_Problem to solve_: Print the records exactly as written, and let no picture into the answer.

=======

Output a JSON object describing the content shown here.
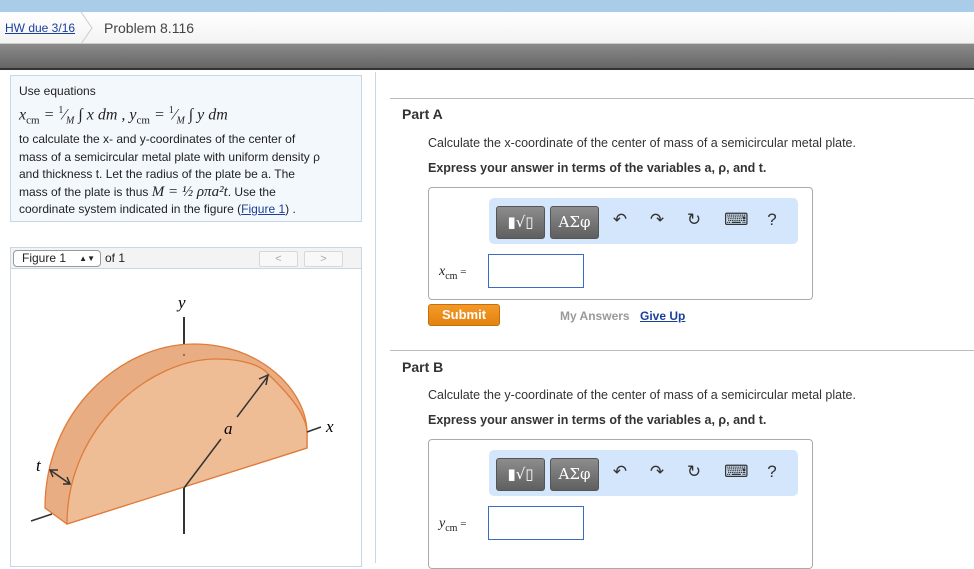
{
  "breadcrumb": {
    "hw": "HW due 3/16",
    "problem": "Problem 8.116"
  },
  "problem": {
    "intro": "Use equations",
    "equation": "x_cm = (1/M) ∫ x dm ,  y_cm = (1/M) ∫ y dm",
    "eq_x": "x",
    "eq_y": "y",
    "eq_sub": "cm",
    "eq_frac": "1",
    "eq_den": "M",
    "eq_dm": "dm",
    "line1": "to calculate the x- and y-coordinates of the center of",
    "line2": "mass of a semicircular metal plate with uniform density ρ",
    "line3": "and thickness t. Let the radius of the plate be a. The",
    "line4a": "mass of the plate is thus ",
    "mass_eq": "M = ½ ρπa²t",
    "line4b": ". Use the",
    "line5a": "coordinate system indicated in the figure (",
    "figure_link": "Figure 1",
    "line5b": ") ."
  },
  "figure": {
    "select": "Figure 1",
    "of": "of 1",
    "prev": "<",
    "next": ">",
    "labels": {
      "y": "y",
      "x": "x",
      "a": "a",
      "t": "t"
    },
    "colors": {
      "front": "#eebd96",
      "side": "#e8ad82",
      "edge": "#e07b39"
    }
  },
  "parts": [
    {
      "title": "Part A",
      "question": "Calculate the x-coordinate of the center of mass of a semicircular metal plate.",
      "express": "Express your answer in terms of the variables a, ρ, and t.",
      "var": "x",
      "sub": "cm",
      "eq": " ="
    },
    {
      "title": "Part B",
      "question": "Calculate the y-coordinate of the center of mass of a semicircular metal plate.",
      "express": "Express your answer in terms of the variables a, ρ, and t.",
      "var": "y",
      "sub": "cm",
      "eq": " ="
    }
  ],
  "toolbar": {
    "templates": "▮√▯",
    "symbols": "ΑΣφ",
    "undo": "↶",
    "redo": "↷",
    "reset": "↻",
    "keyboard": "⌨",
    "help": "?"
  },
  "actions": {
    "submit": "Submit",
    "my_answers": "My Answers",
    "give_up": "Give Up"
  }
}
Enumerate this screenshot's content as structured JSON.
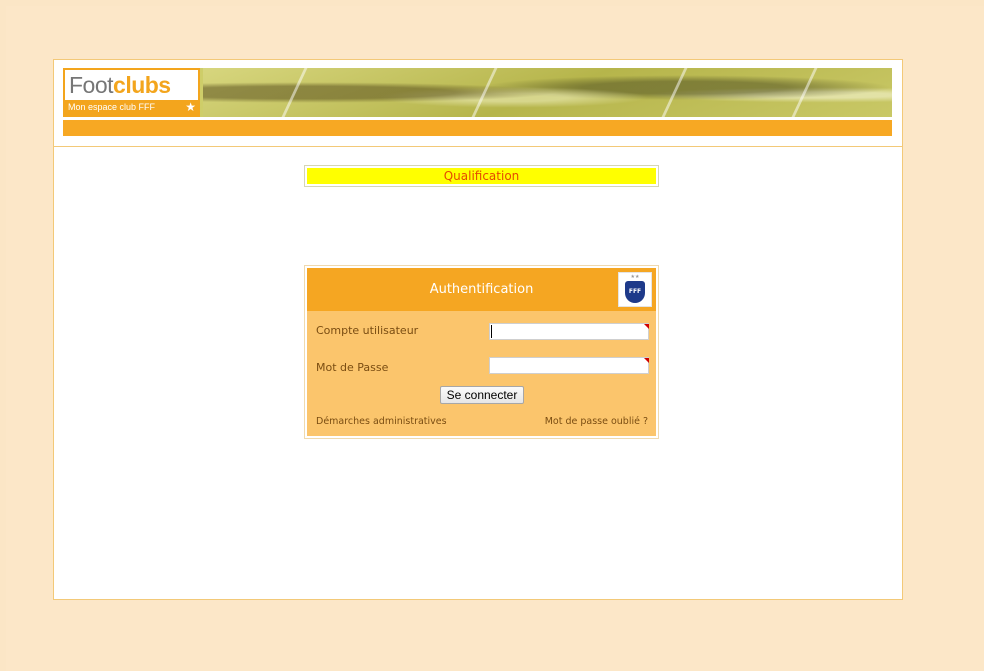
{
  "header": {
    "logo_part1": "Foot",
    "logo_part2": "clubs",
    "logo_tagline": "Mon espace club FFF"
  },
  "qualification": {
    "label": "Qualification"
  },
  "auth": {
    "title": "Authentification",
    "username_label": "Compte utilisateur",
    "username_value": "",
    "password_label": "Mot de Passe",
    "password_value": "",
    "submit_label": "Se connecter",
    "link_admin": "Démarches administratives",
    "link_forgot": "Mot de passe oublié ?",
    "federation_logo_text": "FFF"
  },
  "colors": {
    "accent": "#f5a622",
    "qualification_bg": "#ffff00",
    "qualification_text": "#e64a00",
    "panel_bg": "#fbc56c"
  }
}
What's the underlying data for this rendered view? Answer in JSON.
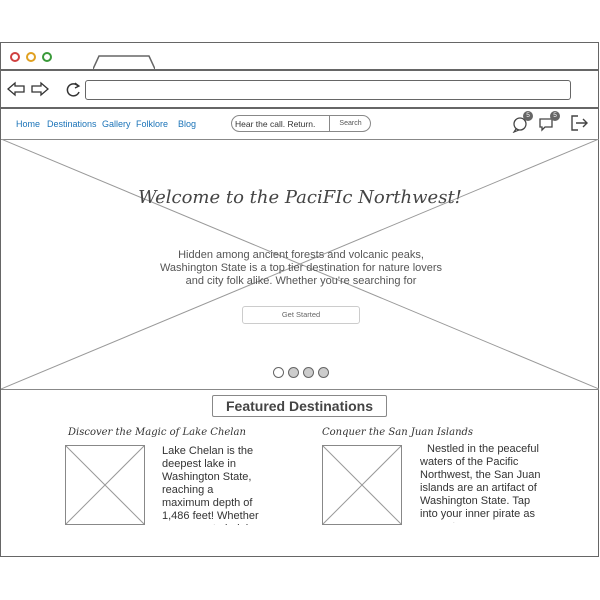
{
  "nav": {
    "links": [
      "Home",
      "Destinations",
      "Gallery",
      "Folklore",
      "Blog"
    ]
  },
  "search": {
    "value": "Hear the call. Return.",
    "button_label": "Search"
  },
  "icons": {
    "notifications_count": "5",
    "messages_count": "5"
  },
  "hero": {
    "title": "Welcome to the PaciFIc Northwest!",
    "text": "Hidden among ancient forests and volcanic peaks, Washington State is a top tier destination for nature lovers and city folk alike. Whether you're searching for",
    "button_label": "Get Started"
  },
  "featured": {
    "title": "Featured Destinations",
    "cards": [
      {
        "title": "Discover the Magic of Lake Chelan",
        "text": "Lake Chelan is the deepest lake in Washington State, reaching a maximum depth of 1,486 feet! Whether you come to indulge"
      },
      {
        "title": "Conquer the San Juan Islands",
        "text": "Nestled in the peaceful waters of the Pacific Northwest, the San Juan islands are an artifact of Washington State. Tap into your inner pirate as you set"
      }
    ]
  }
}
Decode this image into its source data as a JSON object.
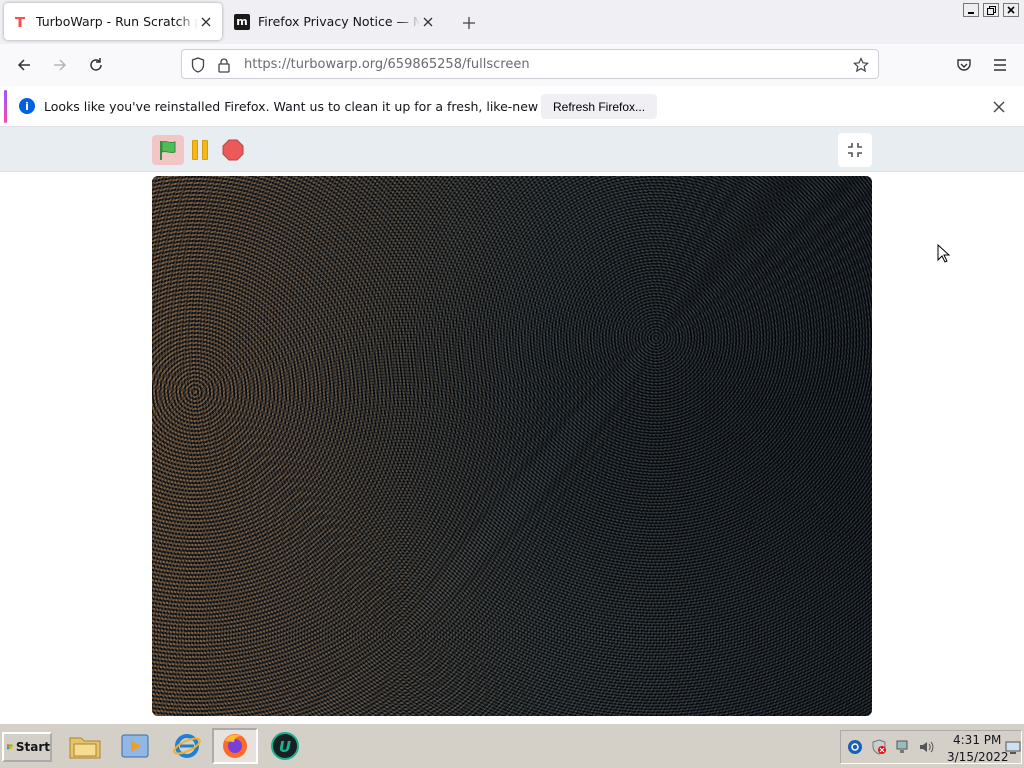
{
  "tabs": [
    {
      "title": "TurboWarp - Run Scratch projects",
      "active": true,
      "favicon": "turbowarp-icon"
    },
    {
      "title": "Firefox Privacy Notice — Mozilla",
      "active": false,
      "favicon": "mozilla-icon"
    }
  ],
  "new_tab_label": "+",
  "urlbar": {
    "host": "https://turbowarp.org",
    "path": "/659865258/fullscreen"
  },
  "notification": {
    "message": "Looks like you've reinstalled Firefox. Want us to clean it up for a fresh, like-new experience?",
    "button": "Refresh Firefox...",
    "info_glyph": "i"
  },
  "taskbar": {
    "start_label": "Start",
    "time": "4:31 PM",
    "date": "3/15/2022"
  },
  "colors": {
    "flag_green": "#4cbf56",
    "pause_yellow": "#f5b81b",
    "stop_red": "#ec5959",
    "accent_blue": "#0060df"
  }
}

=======

_Answer box_:
Output a JSON object describing the content shown here.
{
  "breadcrumb": {
    "hw": "HW due 3/16",
    "problem": "Problem 8.116"
  },
  "problem": {
    "intro": "Use equations",
    "equation": "x_cm = (1/M) ∫ x dm ,  y_cm = (1/M) ∫ y dm",
    "eq_x": "x",
    "eq_y": "y",
    "eq_sub": "cm",
    "eq_frac": "1",
    "eq_den": "M",
    "eq_dm": "dm",
    "line1": "to calculate the x- and y-coordinates of the center of",
    "line2": "mass of a semicircular metal plate with uniform density ρ",
    "line3": "and thickness t. Let the radius of the plate be a. The",
    "line4a": "mass of the plate is thus ",
    "mass_eq": "M = ½ ρπa²t",
    "line4b": ". Use the",
    "line5a": "coordinate system indicated in the figure (",
    "figure_link": "Figure 1",
    "line5b": ") ."
  },
  "figure": {
    "select": "Figure 1",
    "of": "of 1",
    "prev": "<",
    "next": ">",
    "labels": {
      "y": "y",
      "x": "x",
      "a": "a",
      "t": "t"
    },
    "colors": {
      "front": "#eebd96",
      "side": "#e8ad82",
      "edge": "#e07b39"
    }
  },
  "parts": [
    {
      "title": "Part A",
      "question": "Calculate the x-coordinate of the center of mass of a semicircular metal plate.",
      "express": "Express your answer in terms of the variables a, ρ, and t.",
      "var": "x",
      "sub": "cm",
      "eq": " ="
    },
    {
      "title": "Part B",
      "question": "Calculate the y-coordinate of the center of mass of a semicircular metal plate.",
      "express": "Express your answer in terms of the variables a, ρ, and t.",
      "var": "y",
      "sub": "cm",
      "eq": " ="
    }
  ],
  "toolbar": {
    "templates": "▮√▯",
    "symbols": "ΑΣφ",
    "undo": "↶",
    "redo": "↷",
    "reset": "↻",
    "keyboard": "⌨",
    "help": "?"
  },
  "actions": {
    "submit": "Submit",
    "my_answers": "My Answers",
    "give_up": "Give Up"
  }
}
Enumerate this screenshot's content as structured JSON.
{
  "header": {
    "logo_part1": "Foot",
    "logo_part2": "clubs",
    "logo_tagline": "Mon espace club FFF"
  },
  "qualification": {
    "label": "Qualification"
  },
  "auth": {
    "title": "Authentification",
    "username_label": "Compte utilisateur",
    "username_value": "",
    "password_label": "Mot de Passe",
    "password_value": "",
    "submit_label": "Se connecter",
    "link_admin": "Démarches administratives",
    "link_forgot": "Mot de passe oublié ?",
    "federation_logo_text": "FFF"
  },
  "colors": {
    "accent": "#f5a622",
    "qualification_bg": "#ffff00",
    "qualification_text": "#e64a00",
    "panel_bg": "#fbc56c"
  }
}
What's the underlying data for this rendered view? Answer in JSON.
{
  "nav": {
    "links": [
      "Home",
      "Destinations",
      "Gallery",
      "Folklore",
      "Blog"
    ]
  },
  "search": {
    "value": "Hear the call. Return.",
    "button_label": "Search"
  },
  "icons": {
    "notifications_count": "5",
    "messages_count": "5"
  },
  "hero": {
    "title": "Welcome to the PaciFIc Northwest!",
    "text": "Hidden among ancient forests and volcanic peaks, Washington State is a top tier destination for nature lovers and city folk alike. Whether you're searching for",
    "button_label": "Get Started"
  },
  "featured": {
    "title": "Featured Destinations",
    "cards": [
      {
        "title": "Discover the Magic of Lake Chelan",
        "text": "Lake Chelan is the deepest lake in Washington State, reaching a maximum depth of 1,486 feet! Whether you come to indulge"
      },
      {
        "title": "Conquer the San Juan Islands",
        "text": "Nestled in the peaceful waters of the Pacific Northwest, the San Juan islands are an artifact of Washington State. Tap into your inner pirate as you set"
      }
    ]
  }
}
Decode this image into its source data as a JSON object.
{
  "tabs": [
    {
      "title": "TurboWarp - Run Scratch projects",
      "active": true,
      "favicon": "turbowarp-icon"
    },
    {
      "title": "Firefox Privacy Notice — Mozilla",
      "active": false,
      "favicon": "mozilla-icon"
    }
  ],
  "new_tab_label": "+",
  "urlbar": {
    "host": "https://turbowarp.org",
    "path": "/659865258/fullscreen"
  },
  "notification": {
    "message": "Looks like you've reinstalled Firefox. Want us to clean it up for a fresh, like-new experience?",
    "button": "Refresh Firefox...",
    "info_glyph": "i"
  },
  "taskbar": {
    "start_label": "Start",
    "time": "4:31 PM",
    "date": "3/15/2022"
  },
  "colors": {
    "flag_green": "#4cbf56",
    "pause_yellow": "#f5b81b",
    "stop_red": "#ec5959",
    "accent_blue": "#0060df"
  }
}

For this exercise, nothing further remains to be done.